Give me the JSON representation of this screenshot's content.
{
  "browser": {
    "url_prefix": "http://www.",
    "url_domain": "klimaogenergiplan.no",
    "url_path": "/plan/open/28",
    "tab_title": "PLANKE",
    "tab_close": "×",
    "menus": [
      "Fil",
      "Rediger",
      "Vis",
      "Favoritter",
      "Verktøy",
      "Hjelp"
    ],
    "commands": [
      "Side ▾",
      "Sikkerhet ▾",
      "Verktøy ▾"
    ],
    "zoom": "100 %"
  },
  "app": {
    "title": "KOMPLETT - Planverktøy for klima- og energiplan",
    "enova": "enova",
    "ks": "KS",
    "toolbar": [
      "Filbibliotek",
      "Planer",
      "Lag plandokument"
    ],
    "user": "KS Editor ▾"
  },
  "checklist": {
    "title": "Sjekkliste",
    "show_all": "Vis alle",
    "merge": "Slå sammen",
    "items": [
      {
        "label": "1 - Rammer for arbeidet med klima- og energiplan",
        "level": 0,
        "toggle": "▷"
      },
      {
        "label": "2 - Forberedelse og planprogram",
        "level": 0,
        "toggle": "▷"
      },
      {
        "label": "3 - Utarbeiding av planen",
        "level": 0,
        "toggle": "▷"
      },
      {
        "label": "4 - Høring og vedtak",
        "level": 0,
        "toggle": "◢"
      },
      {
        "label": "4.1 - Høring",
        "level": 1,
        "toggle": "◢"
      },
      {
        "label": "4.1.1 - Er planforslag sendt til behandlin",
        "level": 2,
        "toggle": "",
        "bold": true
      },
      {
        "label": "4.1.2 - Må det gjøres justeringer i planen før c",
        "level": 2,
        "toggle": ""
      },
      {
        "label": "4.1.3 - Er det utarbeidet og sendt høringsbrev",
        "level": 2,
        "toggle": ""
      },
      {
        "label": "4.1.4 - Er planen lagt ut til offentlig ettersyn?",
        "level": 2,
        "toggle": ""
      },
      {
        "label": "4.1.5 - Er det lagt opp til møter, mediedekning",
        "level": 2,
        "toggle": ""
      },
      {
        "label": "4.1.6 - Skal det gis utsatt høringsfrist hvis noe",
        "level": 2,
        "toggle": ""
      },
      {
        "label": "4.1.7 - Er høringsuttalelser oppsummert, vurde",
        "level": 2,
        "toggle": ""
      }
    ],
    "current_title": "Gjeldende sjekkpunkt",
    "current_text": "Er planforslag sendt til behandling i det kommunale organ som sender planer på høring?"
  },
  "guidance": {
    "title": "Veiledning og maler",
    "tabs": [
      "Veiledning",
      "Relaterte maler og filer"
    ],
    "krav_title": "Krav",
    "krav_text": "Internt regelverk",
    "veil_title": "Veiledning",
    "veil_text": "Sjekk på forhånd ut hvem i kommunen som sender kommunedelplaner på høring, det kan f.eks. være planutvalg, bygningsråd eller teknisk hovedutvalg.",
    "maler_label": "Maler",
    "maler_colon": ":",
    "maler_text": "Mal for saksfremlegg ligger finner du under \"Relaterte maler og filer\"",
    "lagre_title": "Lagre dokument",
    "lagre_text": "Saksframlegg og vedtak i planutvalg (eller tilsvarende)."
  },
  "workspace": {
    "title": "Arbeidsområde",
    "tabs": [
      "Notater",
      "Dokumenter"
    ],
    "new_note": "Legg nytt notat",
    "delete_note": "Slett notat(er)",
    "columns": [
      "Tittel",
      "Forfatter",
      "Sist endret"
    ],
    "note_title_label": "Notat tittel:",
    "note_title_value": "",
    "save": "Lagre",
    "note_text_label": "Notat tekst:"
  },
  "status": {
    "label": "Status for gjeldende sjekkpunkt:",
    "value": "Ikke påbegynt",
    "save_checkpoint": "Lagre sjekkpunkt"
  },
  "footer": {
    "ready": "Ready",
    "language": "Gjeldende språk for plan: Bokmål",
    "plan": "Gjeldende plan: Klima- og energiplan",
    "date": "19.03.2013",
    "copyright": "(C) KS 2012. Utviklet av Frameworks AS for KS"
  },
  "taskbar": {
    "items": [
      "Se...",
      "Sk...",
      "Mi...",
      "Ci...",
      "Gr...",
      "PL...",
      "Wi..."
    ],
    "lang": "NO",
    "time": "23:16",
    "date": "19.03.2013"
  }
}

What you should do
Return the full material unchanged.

Response below
Give me the JSON representation of this screenshot's content.
{
  "browser": {
    "url_prefix": "http://www.",
    "url_domain": "klimaogenergiplan.no",
    "url_path": "/plan/open/28",
    "tab_title": "PLANKE",
    "tab_close": "×",
    "menus": [
      "Fil",
      "Rediger",
      "Vis",
      "Favoritter",
      "Verktøy",
      "Hjelp"
    ],
    "commands": [
      "Side ▾",
      "Sikkerhet ▾",
      "Verktøy ▾"
    ],
    "zoom": "100 %"
  },
  "app": {
    "title": "KOMPLETT - Planverktøy for klima- og energiplan",
    "enova": "enova",
    "ks": "KS",
    "toolbar": [
      "Filbibliotek",
      "Planer",
      "Lag plandokument"
    ],
    "user": "KS Editor ▾"
  },
  "checklist": {
    "title": "Sjekkliste",
    "show_all": "Vis alle",
    "merge": "Slå sammen",
    "items": [
      {
        "label": "1 - Rammer for arbeidet med klima- og energiplan",
        "level": 0,
        "toggle": "▷"
      },
      {
        "label": "2 - Forberedelse og planprogram",
        "level": 0,
        "toggle": "▷"
      },
      {
        "label": "3 - Utarbeiding av planen",
        "level": 0,
        "toggle": "▷"
      },
      {
        "label": "4 - Høring og vedtak",
        "level": 0,
        "toggle": "◢"
      },
      {
        "label": "4.1 - Høring",
        "level": 1,
        "toggle": "◢"
      },
      {
        "label": "4.1.1 - Er planforslag sendt til behandlin",
        "level": 2,
        "toggle": "",
        "bold": true
      },
      {
        "label": "4.1.2 - Må det gjøres justeringer i planen før c",
        "level": 2,
        "toggle": ""
      },
      {
        "label": "4.1.3 - Er det utarbeidet og sendt høringsbrev",
        "level": 2,
        "toggle": ""
      },
      {
        "label": "4.1.4 - Er planen lagt ut til offentlig ettersyn?",
        "level": 2,
        "toggle": ""
      },
      {
        "label": "4.1.5 - Er det lagt opp til møter, mediedekning",
        "level": 2,
        "toggle": ""
      },
      {
        "label": "4.1.6 - Skal det gis utsatt høringsfrist hvis noe",
        "level": 2,
        "toggle": ""
      },
      {
        "label": "4.1.7 - Er høringsuttalelser oppsummert, vurde",
        "level": 2,
        "toggle": ""
      }
    ],
    "current_title": "Gjeldende sjekkpunkt",
    "current_text": "Er planforslag sendt til behandling i det kommunale organ som sender planer på høring?"
  },
  "guidance": {
    "title": "Veiledning og maler",
    "tabs": [
      "Veiledning",
      "Relaterte maler og filer"
    ],
    "krav_title": "Krav",
    "krav_text": "Internt regelverk",
    "veil_title": "Veiledning",
    "veil_text": "Sjekk på forhånd ut hvem i kommunen som sender kommunedelplaner på høring, det kan f.eks. være planutvalg, bygningsråd eller teknisk hovedutvalg.",
    "maler_label": "Maler",
    "maler_colon": ":",
    "maler_text": "Mal for saksfremlegg ligger finner du under \"Relaterte maler og filer\"",
    "lagre_title": "Lagre dokument",
    "lagre_text": "Saksframlegg og vedtak i planutvalg (eller tilsvarende)."
  },
  "workspace": {
    "title": "Arbeidsområde",
    "tabs": [
      "Notater",
      "Dokumenter"
    ],
    "new_note": "Legg nytt notat",
    "delete_note": "Slett notat(er)",
    "columns": [
      "Tittel",
      "Forfatter",
      "Sist endret"
    ],
    "note_title_label": "Notat tittel:",
    "note_title_value": "",
    "save": "Lagre",
    "note_text_label": "Notat tekst:"
  },
  "status": {
    "label": "Status for gjeldende sjekkpunkt:",
    "value": "Ikke påbegynt",
    "save_checkpoint": "Lagre sjekkpunkt"
  },
  "footer": {
    "ready": "Ready",
    "language": "Gjeldende språk for plan: Bokmål",
    "plan": "Gjeldende plan: Klima- og energiplan",
    "date": "19.03.2013",
    "copyright": "(C) KS 2012. Utviklet av Frameworks AS for KS"
  },
  "taskbar": {
    "items": [
      "Se...",
      "Sk...",
      "Mi...",
      "Ci...",
      "Gr...",
      "PL...",
      "Wi..."
    ],
    "lang": "NO",
    "time": "23:16",
    "date": "19.03.2013"
  }
}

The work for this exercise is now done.